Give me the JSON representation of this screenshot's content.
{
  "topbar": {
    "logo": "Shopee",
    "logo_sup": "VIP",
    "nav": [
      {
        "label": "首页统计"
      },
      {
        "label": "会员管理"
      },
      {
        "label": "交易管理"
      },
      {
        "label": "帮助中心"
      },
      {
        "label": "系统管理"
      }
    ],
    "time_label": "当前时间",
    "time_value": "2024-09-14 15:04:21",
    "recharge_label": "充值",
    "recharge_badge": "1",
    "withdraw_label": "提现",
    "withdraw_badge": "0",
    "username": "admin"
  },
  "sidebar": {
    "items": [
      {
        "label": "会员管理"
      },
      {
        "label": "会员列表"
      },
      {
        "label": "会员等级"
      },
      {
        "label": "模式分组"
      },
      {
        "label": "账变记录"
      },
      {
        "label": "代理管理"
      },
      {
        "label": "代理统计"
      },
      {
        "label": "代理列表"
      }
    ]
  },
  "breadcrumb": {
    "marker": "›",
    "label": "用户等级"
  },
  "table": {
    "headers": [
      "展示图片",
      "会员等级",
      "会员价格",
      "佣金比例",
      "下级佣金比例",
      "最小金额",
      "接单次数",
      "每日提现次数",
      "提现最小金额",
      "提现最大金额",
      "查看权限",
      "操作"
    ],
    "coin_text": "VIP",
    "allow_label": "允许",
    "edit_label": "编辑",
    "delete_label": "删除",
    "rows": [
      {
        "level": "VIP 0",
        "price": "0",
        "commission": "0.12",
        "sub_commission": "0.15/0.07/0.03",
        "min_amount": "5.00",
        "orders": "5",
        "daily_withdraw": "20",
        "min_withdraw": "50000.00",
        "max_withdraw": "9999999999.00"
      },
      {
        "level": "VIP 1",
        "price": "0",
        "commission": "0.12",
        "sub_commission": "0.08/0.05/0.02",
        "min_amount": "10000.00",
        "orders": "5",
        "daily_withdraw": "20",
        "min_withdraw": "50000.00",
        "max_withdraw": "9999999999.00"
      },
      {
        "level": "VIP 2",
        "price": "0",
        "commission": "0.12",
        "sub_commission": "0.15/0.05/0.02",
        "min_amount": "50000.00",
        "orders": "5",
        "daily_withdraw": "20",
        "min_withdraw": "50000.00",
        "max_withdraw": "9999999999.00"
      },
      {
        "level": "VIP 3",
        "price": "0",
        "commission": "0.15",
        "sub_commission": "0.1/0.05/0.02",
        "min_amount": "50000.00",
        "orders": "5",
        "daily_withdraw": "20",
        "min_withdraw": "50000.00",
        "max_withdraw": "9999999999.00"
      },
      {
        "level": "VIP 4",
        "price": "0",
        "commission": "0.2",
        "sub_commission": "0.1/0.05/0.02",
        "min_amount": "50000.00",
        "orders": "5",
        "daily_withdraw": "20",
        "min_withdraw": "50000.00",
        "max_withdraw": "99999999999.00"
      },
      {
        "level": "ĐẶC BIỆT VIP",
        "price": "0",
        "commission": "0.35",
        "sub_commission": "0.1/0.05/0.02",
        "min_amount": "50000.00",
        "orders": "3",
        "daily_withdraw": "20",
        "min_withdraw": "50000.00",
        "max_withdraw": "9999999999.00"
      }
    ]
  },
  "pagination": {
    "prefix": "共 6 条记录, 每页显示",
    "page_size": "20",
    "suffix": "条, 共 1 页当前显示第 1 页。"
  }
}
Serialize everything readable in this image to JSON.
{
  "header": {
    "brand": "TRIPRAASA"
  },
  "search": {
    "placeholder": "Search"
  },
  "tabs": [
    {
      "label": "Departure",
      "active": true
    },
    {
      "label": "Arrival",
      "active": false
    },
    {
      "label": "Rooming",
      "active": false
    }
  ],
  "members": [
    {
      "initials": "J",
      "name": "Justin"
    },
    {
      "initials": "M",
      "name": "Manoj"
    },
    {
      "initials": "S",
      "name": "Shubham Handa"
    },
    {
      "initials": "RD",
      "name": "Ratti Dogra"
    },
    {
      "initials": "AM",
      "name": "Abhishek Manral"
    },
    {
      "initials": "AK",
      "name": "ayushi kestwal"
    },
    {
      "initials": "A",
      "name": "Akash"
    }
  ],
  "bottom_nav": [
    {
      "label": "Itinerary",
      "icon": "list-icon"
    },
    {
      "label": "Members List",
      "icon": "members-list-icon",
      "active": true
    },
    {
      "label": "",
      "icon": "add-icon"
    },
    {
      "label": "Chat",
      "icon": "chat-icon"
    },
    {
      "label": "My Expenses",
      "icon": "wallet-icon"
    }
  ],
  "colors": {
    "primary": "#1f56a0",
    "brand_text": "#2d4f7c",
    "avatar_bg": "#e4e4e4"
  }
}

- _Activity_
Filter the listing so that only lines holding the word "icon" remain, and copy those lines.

- _Result below_
      "icon": "list-icon"
      "icon": "members-list-icon",
      "icon": "add-icon"
      "icon": "chat-icon"
      "icon": "wallet-icon"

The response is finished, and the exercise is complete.